▶ **Source data**:
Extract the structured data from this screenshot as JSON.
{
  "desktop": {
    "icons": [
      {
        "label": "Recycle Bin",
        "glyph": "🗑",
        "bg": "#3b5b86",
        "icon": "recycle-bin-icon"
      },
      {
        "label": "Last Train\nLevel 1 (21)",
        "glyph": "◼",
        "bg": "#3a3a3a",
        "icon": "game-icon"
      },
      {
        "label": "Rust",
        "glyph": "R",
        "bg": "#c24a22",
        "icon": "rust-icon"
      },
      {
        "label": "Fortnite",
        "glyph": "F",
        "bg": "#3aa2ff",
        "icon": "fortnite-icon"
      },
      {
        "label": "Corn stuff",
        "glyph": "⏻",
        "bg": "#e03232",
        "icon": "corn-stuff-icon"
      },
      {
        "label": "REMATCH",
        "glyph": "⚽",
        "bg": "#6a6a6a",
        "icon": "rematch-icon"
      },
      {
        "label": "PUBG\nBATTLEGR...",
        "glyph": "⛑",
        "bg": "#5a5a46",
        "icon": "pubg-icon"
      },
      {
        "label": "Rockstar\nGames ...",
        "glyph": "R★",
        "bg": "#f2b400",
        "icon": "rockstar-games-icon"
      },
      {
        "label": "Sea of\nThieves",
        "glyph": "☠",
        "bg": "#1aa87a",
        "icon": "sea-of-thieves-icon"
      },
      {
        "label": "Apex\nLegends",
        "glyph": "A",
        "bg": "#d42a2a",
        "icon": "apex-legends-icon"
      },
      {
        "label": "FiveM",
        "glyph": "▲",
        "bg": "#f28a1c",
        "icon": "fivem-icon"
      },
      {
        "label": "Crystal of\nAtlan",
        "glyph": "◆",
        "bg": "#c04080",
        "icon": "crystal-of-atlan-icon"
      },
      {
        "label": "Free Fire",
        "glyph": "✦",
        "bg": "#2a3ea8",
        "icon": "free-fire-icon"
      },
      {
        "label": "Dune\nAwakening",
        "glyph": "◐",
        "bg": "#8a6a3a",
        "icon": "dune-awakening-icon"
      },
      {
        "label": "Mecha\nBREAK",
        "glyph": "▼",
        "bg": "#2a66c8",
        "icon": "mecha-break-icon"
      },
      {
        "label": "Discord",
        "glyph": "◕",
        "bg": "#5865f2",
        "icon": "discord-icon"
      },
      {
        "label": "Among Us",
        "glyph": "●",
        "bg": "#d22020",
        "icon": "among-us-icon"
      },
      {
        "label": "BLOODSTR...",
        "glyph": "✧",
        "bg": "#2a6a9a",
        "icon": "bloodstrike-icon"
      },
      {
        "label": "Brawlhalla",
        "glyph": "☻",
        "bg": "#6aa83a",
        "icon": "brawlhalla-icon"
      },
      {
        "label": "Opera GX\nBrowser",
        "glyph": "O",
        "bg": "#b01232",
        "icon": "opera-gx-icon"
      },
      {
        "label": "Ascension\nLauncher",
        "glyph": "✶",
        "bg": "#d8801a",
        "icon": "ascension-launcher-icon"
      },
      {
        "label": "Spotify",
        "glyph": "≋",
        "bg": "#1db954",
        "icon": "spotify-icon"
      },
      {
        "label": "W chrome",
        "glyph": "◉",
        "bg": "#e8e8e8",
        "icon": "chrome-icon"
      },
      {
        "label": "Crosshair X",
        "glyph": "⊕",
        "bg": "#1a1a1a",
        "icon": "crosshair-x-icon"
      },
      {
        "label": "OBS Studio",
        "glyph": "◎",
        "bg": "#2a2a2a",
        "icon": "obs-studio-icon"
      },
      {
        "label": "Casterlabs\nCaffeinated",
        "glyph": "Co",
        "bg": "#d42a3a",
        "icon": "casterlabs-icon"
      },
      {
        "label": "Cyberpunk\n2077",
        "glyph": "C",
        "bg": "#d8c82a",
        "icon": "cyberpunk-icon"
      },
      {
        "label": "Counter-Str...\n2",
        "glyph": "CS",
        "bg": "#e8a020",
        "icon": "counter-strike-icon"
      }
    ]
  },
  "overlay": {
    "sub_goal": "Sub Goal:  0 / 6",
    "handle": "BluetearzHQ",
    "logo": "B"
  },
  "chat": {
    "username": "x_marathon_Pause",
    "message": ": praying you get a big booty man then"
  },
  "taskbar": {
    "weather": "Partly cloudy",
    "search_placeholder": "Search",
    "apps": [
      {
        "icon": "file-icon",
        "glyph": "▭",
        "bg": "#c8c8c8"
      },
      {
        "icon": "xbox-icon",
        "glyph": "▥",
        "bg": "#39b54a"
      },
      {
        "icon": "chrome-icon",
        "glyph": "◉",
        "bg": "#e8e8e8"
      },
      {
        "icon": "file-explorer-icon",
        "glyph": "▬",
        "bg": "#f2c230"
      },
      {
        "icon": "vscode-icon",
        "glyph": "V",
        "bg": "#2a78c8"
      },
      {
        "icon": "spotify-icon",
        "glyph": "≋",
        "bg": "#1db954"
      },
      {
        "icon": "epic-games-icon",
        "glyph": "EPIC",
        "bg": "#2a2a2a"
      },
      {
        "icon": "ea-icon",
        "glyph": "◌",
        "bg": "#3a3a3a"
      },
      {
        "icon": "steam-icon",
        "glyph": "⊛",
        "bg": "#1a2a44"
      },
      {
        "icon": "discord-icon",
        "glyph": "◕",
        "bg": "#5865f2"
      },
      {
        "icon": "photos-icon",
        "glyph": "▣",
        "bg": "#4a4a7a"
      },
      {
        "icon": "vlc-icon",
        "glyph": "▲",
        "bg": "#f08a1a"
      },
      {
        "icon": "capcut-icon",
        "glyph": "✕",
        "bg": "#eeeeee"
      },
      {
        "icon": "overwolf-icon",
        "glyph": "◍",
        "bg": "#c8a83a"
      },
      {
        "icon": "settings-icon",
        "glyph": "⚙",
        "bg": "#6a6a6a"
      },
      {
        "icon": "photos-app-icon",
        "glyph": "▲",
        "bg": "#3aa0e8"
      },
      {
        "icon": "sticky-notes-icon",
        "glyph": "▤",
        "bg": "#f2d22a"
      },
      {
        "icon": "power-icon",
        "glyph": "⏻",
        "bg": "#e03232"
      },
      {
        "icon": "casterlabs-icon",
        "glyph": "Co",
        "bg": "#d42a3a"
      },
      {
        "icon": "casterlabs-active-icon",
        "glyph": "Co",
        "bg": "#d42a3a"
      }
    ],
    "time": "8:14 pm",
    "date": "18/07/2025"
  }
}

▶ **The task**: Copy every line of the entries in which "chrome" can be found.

▶ **Result**:
        "label": "W chrome",
        "icon": "chrome-icon"
        "icon": "chrome-icon",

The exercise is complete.